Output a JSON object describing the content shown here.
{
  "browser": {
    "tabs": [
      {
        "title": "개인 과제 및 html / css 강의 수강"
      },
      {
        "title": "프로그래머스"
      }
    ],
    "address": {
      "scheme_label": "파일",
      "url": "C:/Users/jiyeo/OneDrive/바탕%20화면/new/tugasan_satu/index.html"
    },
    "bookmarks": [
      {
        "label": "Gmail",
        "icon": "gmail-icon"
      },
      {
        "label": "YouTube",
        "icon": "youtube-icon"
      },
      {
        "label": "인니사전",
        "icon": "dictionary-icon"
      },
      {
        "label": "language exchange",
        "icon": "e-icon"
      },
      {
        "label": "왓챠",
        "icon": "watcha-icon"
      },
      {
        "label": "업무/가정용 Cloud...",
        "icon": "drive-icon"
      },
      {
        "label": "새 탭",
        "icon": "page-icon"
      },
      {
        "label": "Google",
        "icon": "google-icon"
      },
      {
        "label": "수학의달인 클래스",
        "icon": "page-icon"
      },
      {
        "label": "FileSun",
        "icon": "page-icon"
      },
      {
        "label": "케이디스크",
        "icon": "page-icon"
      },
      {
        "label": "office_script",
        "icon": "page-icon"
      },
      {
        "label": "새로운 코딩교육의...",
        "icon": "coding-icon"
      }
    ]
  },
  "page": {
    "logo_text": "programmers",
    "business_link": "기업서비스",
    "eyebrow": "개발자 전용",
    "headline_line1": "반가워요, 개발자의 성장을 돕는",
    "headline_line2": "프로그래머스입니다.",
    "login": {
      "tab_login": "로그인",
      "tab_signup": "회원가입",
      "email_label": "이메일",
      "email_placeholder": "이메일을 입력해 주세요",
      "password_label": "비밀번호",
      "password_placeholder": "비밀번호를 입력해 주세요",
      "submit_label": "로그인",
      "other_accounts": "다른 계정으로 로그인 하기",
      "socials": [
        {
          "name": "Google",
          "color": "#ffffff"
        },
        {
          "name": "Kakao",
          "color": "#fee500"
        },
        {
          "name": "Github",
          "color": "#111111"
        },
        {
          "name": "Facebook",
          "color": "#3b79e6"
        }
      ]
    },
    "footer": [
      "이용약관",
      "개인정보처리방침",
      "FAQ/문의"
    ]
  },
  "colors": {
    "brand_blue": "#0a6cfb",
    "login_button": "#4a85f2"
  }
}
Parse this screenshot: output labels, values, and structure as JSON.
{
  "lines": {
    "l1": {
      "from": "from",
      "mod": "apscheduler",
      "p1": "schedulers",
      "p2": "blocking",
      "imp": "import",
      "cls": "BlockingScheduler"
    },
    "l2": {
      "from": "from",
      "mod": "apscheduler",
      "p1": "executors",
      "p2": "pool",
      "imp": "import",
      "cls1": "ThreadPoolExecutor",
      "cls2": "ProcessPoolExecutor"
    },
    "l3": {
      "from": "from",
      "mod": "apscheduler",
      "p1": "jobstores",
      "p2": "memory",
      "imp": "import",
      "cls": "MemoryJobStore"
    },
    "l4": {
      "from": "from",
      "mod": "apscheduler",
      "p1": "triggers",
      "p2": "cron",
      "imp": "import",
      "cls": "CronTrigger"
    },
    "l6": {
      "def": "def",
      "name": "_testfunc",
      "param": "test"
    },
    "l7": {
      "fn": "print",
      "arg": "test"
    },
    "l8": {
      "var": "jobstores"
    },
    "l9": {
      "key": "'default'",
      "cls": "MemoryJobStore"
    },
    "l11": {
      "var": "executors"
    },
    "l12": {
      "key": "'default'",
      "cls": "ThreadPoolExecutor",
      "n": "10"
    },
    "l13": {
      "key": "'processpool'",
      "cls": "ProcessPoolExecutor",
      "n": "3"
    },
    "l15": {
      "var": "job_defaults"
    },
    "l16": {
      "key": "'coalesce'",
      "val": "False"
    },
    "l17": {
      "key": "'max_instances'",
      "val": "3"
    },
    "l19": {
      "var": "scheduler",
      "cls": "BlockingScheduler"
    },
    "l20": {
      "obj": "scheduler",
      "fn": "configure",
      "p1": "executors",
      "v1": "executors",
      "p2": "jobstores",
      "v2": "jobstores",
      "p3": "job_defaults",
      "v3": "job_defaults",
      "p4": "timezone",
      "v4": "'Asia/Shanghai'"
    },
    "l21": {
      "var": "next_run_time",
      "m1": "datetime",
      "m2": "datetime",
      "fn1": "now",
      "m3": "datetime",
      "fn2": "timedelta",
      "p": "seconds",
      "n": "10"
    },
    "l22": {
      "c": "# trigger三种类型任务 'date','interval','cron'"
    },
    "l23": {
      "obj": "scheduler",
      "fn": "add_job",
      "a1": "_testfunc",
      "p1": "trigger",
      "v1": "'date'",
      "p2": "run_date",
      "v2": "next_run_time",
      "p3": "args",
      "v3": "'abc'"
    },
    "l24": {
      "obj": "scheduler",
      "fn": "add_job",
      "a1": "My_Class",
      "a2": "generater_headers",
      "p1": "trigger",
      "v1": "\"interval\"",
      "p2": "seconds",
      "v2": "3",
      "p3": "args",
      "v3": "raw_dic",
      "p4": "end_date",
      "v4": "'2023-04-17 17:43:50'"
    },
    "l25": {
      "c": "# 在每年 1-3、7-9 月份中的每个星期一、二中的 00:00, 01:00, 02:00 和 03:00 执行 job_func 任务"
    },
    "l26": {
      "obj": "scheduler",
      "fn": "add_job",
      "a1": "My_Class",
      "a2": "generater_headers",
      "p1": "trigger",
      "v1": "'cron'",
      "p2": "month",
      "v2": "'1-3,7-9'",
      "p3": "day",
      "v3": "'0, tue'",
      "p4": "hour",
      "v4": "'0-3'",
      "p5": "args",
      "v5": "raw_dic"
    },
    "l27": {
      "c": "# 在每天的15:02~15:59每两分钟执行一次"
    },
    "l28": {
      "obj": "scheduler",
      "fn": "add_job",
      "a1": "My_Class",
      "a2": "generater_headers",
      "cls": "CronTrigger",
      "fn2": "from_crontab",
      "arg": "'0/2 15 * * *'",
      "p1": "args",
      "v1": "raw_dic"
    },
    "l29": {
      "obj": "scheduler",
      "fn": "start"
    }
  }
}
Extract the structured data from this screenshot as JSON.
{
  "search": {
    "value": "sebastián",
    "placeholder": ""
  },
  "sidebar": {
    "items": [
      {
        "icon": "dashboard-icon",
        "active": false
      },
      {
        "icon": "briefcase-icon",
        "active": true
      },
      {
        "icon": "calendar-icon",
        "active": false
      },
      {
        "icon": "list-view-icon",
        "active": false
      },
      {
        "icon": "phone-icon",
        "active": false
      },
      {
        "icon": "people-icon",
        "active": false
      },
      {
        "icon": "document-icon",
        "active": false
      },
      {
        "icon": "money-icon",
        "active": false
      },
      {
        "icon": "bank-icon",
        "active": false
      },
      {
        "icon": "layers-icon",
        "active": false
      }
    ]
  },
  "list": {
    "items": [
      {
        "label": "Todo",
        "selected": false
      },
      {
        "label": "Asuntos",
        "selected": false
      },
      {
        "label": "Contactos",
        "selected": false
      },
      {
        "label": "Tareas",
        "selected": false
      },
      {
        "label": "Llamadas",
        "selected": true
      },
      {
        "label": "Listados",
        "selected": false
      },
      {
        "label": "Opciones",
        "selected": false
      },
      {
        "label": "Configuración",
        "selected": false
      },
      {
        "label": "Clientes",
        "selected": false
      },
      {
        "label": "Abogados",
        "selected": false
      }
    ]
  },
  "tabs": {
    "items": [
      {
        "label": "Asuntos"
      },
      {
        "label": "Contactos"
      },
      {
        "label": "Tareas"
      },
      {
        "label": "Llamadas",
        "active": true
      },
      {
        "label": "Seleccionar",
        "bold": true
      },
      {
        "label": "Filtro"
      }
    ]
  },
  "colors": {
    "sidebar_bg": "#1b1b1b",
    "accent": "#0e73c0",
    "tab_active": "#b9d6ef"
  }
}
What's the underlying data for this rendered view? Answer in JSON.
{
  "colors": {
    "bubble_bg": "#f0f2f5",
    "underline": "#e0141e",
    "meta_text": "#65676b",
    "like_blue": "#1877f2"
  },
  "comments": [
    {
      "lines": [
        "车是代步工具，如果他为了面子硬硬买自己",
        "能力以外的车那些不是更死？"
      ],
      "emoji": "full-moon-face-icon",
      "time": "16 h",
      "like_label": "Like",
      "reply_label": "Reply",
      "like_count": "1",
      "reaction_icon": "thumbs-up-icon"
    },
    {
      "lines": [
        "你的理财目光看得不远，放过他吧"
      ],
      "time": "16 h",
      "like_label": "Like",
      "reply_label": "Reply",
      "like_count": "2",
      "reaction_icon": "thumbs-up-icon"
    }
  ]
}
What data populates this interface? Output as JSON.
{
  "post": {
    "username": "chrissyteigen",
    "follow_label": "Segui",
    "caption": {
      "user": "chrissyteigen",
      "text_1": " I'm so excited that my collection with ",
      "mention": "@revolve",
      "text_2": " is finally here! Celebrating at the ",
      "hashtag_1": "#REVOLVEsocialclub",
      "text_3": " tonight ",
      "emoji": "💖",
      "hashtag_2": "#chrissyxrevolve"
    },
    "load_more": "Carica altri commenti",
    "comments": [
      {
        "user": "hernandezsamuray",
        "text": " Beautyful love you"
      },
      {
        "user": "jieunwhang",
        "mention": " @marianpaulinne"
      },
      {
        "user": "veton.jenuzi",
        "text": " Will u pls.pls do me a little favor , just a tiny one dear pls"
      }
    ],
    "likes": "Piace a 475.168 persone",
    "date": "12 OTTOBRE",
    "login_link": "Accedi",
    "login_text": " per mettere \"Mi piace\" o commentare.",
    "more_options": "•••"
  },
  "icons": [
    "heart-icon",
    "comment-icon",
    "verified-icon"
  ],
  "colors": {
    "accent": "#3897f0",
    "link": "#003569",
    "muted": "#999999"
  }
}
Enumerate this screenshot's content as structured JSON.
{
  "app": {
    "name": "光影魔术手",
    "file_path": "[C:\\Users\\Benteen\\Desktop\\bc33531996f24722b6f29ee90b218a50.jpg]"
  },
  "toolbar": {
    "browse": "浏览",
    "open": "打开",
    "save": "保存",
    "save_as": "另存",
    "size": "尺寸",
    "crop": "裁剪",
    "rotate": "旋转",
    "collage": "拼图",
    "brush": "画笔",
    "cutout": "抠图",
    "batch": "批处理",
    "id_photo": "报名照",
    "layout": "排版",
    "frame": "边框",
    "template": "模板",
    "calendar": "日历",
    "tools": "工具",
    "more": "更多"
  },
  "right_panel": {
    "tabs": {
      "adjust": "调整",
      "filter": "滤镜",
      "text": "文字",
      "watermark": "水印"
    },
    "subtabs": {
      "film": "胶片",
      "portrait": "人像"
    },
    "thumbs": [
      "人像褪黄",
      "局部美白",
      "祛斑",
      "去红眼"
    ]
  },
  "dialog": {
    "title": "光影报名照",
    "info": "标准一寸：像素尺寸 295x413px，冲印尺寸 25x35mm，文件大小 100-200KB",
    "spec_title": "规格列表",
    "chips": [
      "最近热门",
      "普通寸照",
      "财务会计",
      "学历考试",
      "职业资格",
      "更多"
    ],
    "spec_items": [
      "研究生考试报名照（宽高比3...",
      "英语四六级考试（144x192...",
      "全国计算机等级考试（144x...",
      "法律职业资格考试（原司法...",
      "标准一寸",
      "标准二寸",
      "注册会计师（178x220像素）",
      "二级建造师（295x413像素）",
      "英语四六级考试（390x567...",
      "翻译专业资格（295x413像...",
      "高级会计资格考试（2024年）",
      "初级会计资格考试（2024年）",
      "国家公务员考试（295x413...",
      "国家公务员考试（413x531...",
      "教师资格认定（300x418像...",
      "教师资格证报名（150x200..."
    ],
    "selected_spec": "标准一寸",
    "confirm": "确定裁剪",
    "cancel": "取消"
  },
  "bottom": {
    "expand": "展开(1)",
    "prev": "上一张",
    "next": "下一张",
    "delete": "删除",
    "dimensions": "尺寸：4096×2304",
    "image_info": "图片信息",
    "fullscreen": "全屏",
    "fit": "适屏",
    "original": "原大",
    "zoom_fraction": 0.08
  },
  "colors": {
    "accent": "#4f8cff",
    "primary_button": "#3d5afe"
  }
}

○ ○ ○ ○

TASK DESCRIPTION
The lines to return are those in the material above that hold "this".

WRITTEN RESPONSE
Parse this screenshot: output labels, values, and structure as JSON.
Extract the structured data from this screenshot as JSON.
What's the underlying data for this rendered view? Answer in JSON.
What data populates this interface? Output as JSON.
Enumerate this screenshot's content as structured JSON.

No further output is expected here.